Last updated: 26.09.22

How to identify mental health disorders

Summary: What are some of the most common mental health issues that individuals face and how can organisations be proactive in supporting staff in this area?

Mental health is one of the most important issues for organisations to appreciate and understand, particularly after the COVID-19 pandemic. The mental wellbeing of your staff should always be high on your list of priorities.

Supportive and forward-thinking organisations will benefit from enhanced employee engagement, productivity and reputation. Providing effective mental health support that ensures all members of staff are happy and well cared for, no matter if you have a remote, hybrid or office-based workforce, can only benefit your business. That said, understanding where mental health issues arise and what are the most common types of mental illness to be aware of is not always easy.

Overall, one in four people in the UK will be diagnosed with a mental health condition at some point in their lifetime. Mental health relates to the way that individuals think about themselves, their actions and their life in general. It can therefore be hugely impactful when mental health problems do surface.

Causes of mental health disorders

There are a range of factors that come into play when seeking to define the different forms of mental health problems that individuals throughout your business may face. However, one of the biggest factors that can impact mental health in the workplace is levels of stress.

The causes of stress can be varied, but common issues that arise for employees include being unable to cope with the demands of their role, a lack of control over their work, poor support from colleagues/management, poor relationships with colleagues, bullying, or change within a business. It is important to therefore monitor the wellbeing of staff at all times and to check in on individuals whom you believe may be facing increased levels of stress.

Mental health problems are not just linked to stress, however, and other causes may include diagnosed illnesses like depression, ADHD or bipolar disorder, while traumatic events, like a bereavement, or an incident from childhood may have lasting effects that impact a person's mental health over the long term.

Some of the signs that an individual may be suffering from mental health problems include:

  • Changes in mood
  • Erratic behaviour
  • Chronic anxiety
  • Physical or mental fatigue
  • Increased absence
  • Low productivity
  • Reclusiveness

It is therefore important for organisations to be aware of the tell-tale signs of mental health problems among their staff and to be proactive in engaging with their teams to make conversations around mental health less of a taboo subject. For those working in remote or hybrid working organisations, this can be particularly easy to miss, as daily face-to-face interaction is infrequent. Ensuring you make the time to have these discussions is so important.

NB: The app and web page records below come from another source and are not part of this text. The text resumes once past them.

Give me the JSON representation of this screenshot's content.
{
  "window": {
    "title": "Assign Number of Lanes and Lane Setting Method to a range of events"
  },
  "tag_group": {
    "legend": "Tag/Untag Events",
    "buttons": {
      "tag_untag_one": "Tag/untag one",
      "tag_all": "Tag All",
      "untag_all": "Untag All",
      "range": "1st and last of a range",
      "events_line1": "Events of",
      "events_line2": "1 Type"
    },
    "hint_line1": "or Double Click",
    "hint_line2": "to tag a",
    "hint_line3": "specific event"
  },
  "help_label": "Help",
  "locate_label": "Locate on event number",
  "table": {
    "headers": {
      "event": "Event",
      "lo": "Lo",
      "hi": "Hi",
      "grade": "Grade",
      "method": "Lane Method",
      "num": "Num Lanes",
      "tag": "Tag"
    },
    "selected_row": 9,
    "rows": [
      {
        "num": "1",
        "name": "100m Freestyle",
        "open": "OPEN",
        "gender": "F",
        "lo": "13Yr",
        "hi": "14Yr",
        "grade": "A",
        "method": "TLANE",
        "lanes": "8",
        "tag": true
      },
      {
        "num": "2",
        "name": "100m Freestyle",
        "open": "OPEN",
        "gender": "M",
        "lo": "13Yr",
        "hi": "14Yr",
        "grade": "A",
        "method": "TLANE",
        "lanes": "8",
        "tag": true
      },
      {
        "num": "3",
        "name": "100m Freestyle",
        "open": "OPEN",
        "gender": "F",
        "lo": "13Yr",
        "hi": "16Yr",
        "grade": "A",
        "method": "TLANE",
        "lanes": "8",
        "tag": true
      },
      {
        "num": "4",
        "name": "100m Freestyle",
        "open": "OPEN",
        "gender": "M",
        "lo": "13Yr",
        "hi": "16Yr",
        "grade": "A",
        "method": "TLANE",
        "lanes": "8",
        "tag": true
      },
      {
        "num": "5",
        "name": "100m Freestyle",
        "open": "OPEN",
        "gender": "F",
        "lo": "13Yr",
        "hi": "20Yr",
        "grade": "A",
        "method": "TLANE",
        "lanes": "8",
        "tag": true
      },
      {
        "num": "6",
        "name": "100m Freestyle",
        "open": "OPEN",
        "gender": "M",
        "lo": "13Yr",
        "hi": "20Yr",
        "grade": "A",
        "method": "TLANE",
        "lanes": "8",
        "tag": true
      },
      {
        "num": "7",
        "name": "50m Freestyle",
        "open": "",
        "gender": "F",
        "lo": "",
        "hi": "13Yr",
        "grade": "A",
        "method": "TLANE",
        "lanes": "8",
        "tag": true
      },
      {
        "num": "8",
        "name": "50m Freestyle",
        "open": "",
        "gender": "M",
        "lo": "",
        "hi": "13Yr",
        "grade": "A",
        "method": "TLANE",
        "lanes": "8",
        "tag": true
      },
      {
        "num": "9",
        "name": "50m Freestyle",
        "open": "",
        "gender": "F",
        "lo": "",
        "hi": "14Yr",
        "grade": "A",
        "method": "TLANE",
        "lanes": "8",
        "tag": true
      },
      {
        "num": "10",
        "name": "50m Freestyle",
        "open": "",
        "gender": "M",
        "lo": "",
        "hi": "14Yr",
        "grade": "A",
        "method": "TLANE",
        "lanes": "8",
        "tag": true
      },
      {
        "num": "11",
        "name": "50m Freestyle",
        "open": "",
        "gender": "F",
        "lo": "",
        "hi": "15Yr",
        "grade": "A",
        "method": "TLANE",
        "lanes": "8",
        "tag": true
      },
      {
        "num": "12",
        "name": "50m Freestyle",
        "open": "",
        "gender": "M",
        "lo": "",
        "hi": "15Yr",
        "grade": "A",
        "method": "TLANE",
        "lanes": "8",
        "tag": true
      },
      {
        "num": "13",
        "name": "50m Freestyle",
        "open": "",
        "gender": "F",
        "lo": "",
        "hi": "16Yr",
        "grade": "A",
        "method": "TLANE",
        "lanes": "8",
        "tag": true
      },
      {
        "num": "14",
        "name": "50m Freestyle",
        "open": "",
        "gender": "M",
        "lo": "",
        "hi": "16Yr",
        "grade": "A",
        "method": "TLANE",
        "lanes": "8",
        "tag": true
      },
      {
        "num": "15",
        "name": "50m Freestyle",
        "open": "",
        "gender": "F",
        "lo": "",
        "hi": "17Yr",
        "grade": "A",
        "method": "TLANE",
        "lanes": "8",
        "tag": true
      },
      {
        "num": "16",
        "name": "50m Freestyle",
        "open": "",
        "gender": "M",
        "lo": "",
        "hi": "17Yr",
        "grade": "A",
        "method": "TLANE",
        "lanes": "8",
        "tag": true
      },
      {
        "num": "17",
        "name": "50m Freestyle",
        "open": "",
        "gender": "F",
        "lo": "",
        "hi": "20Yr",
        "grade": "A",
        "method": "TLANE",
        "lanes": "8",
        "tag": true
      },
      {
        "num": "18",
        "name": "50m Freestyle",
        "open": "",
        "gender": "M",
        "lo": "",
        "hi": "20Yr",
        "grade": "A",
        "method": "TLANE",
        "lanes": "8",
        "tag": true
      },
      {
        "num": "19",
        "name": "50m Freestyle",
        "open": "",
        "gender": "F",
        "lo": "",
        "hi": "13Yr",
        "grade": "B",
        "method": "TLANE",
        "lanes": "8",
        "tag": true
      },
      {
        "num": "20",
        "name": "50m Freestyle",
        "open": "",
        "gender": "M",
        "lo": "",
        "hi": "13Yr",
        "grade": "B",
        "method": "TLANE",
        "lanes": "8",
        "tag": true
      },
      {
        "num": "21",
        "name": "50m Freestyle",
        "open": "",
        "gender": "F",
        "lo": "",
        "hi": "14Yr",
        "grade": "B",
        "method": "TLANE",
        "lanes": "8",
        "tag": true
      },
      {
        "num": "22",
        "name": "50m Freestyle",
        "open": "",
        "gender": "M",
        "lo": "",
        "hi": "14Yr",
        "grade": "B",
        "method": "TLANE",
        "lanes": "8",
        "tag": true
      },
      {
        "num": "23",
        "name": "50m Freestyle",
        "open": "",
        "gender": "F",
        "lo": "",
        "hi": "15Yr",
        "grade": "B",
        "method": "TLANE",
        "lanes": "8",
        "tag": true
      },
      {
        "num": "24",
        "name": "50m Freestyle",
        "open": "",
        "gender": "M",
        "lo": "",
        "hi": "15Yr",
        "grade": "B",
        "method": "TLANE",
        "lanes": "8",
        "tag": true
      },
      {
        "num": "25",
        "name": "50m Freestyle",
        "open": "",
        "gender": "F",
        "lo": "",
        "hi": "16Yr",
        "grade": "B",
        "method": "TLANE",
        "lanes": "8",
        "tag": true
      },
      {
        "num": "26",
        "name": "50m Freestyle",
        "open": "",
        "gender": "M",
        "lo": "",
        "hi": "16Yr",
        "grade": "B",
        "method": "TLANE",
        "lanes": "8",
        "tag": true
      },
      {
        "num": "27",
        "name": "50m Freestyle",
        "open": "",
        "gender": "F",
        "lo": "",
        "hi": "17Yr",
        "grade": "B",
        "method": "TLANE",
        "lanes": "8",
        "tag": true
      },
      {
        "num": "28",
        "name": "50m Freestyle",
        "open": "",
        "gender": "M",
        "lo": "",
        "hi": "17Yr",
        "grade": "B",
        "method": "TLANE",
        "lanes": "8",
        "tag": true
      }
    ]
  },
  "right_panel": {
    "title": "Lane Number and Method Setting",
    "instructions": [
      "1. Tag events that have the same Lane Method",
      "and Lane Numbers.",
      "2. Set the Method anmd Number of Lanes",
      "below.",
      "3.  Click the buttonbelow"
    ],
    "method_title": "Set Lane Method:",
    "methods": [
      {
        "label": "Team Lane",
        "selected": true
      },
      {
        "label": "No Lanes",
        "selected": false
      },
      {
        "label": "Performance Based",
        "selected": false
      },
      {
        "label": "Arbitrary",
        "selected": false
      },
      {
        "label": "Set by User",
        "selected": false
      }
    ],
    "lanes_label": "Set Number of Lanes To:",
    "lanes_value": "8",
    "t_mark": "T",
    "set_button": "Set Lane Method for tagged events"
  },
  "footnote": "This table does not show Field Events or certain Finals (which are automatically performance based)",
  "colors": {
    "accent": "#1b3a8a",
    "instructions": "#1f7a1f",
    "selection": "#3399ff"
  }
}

Importance of mental health support

Building awareness around the importance of strong mental health is imperative for organisations, as this ensures members of staff will feel more comfortable coming forward to management to discuss any issues they may be facing.

Maintaining an open dialogue with individuals throughout your business paves the way for a better understanding of the challenges they face and the steps that can be taken to help support them in the most appropriate manner.

Ultimately, organisations have a duty of care and a vested interest in ensuring their staff remain fit and healthy and able to work to the best of their ability. Issues and conversations surrounding mental health should therefore be no more taboo than those of physical wellbeing and this is something forward-thinking businesses should be striving to achieve.

For more information, view our mental health courses here or contact us at for a consultation on how Virtual College can help your organisation achieve a positive mental health environment through a robust mental health training strategy.